by Cody "Micajah" Bye
For the last few days I've been wiping sweat out of my eyes, trying to
devise a winning strategy for my newest game of choice. The game has a
number of tricks and twists, with tactics and strategies that could
make the common person's head spin. I squint at the computer screen,
reading all the details of my latest procurement. Should I opt for the
Blackburrow Gnolls or the Elementals? Should I be a Mage or a Priest?
Fighters get a ton of weapons, perhaps I should take a look at their
line-up. Should I trade Fippy's Paw for the Journeyman Boots? Or do I
just wait to see if I can get them to drop?
Here's a screenshot
of your actual gameplay area. The two sections are where your quests
While it may sound like I was playing either Everquest or Everquest 2,
delving through the Gnoll infested depths of the Blackburrow or
summoning pets to add me in my hunting as a Mage, but it truly isn't
the case. In truth, I'm actually putting together a deck for the
Legends of Norrath Trading Card Game, the latest use of the still
incredibly powerful Everquest intellectual property. Featuring over 350
digital cards, Legends of Norrath is an incredibly deep stand-alone
card game that brings the lore of Everquest into the forefront in epic
confrontations between players that are represented by the "Oathbound"
- digital avatars of the various Everquest-ian races that the player
can choose from in the game.
Following a format similar to any of the various trading card games,
Legends of Norrath runs on a back and forth, turn-based system that
allows players to complete certain actions in their turn before calling
an end of turn and giving control to the next player. To win, players
must either complete four quests or kill the opposing combatant.
Typically players focus on one of those two goals, but there are times
when a player tries to do both, often to his rather quick, unfortunate
At the start of the game, each player draws six cards. Then the first
player to go (a decision that is randomly executed by the computer)
begins his turn. Each players' turn is then divided into four phases:
the draw phase, the quest phase, the ready phase, and the main phase.
Each of these phases is enacted in that order (unless you're the first
player to go at the beginning of the game, then you don't get a draw
phase due to the obvious advantage of going first). Some phases, like
the draw phase, are pretty self-explanatory; you draw two cards. On the

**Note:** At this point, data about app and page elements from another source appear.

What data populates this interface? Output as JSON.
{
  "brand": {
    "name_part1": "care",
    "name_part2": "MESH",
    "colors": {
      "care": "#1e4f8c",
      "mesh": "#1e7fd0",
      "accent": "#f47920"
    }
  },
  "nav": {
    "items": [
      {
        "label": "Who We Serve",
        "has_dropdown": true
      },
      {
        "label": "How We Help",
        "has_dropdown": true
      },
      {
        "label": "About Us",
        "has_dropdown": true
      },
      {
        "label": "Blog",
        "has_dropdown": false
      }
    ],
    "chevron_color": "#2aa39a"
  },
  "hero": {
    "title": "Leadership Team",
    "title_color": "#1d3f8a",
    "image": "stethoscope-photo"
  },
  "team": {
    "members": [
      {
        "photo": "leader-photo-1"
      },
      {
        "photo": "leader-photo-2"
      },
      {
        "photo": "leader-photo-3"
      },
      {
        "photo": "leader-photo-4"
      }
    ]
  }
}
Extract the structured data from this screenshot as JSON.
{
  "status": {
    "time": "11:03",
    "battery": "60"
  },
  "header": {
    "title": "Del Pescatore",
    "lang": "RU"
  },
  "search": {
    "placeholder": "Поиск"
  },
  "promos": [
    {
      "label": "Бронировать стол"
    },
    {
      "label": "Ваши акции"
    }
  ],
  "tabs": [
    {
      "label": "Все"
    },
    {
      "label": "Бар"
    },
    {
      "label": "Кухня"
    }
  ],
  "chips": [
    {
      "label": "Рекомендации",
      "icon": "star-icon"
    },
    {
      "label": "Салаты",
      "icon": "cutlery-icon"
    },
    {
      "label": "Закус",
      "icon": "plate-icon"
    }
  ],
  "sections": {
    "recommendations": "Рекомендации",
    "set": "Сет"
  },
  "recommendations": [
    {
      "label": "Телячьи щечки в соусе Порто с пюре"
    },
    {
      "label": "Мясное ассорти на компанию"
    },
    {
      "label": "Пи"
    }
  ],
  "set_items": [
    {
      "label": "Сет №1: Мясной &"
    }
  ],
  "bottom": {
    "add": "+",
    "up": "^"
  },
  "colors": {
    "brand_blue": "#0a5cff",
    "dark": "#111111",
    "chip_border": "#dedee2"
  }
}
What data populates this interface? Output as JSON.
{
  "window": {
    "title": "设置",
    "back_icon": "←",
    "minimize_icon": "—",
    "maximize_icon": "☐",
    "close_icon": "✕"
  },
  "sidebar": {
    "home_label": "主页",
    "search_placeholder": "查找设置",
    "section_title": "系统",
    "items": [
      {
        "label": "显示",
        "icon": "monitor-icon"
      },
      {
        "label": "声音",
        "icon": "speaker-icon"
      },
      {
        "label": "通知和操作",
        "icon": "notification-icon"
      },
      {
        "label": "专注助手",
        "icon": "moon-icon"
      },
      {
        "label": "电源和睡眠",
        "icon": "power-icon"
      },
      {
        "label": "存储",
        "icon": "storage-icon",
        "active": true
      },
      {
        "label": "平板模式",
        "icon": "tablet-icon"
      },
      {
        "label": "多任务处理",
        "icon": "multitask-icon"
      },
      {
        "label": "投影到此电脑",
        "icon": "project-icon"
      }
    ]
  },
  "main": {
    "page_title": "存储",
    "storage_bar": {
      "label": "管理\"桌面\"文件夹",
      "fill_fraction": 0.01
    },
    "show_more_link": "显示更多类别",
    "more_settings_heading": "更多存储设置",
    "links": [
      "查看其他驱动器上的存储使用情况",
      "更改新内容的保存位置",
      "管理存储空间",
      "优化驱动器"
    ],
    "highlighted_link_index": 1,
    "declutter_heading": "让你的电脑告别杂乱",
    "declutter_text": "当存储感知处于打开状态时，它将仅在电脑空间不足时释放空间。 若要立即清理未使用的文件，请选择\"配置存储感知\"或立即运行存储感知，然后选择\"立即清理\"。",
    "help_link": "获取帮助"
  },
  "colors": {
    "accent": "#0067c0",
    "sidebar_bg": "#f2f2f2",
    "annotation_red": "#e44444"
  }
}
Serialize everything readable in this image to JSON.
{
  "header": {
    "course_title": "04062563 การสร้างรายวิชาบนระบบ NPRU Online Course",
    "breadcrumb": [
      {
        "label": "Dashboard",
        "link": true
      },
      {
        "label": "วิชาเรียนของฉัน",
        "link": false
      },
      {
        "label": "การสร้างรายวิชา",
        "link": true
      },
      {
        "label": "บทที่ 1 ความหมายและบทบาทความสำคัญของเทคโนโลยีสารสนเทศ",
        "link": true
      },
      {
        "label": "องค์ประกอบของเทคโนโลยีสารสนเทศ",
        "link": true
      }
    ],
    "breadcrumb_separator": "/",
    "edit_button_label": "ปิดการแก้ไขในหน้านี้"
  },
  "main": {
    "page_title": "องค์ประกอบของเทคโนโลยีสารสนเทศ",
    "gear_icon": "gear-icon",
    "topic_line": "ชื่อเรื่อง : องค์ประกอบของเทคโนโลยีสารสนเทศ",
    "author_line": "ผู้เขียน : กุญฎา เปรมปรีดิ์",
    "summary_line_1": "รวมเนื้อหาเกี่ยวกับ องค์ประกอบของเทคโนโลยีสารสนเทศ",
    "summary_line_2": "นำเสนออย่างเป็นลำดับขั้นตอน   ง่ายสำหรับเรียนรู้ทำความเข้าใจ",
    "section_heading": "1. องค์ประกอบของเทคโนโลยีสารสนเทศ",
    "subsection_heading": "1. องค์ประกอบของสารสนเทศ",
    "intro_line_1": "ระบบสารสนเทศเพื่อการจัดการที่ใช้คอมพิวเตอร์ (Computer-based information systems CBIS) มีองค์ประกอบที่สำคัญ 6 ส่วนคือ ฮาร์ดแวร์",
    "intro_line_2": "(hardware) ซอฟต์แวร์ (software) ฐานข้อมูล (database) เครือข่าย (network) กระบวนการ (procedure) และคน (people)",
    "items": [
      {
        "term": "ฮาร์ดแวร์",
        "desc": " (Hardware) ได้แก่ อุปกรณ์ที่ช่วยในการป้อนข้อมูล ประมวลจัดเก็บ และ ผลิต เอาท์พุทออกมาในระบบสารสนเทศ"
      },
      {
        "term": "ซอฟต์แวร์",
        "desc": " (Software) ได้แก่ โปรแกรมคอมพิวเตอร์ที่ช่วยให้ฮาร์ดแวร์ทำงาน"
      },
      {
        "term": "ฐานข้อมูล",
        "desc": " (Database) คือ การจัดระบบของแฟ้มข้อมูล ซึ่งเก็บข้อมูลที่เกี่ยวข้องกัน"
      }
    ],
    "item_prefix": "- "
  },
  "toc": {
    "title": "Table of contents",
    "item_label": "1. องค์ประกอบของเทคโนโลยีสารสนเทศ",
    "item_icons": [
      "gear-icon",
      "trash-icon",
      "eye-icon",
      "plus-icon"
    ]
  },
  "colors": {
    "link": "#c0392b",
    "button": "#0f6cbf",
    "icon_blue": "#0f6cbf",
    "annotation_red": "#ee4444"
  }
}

ready phase, the computer automatically "makes ready" any cards that
have been "exerted" in your - and your opponent's - last set of
actions, which basically means that you are allowed to use cards that
were used last turn. .
However, many of you may be wonder what exactly the quest phase and the
main phase entail. In essence, these two phases are the most important
in the entire game, and offer you several opportunities to beat your
enemy. Although the quest phase comes first, we'll discuss the main
phase before moving onto the final phase that needs explaining. The
main phase of Legends of Norrath constitutes the phase of the game that
you're allowed to play the majority of your cards. To play cards, you
use your avatar's power (which is the same no matter what race/class
you choose), which automatically increases as you progress through the
game. You'll have six different types of cards that will make up your
play deck, which consists of an avatar, abilities, items, quests,
tactics, and units.
Your avatar has his
own health, attack, and defense values.
You'll only have one avatar who represents your presence in the game
world and acts as your commander on the battlefront. In one of the most
intricate moves I've ever seen in a trading card game of any kind, the
developers at SOE Denver actually allowed players to create their own
avatars, having them choose between various races and classes to
develop a character that truly works with the deck a player has
created. Upon first entering the game, players simply create an avatar
that represents them, but eventually they'll create specific avatars
that allow them to create specific kinds of decks based around a
certain theme. For those unfamiliar with trading card games, you'll
often see the term "meta-game" tossed about, which describes how
different cards become more or less valuable as different expansion
packs are released. I anticipate that the customizable avatars will
become a fairly integral part of the meta-gaming scene as expansions
are released and players attempt to create ways to destroy particular
types of decks.
Ability cards are like particular powers that you might play with in an
MMORPG; they give you specific powers that can be used once or are an
ongoing part of your particular deck strategy. One of my favorite
abilities continues to be "Enduring Breath" a priest-only ability that
allows players to draw a card every time they play it. Mix this in with
a draw-heavy deck and you've got yourself an interesting strategy. I'm
particular to the draw decks, as I enjoy having a pretty firm control
on what I'm playing, so that I can manipulate the game how I see fit.
Abilities also function as your means to complete quests, and have
different "levels" associated with them.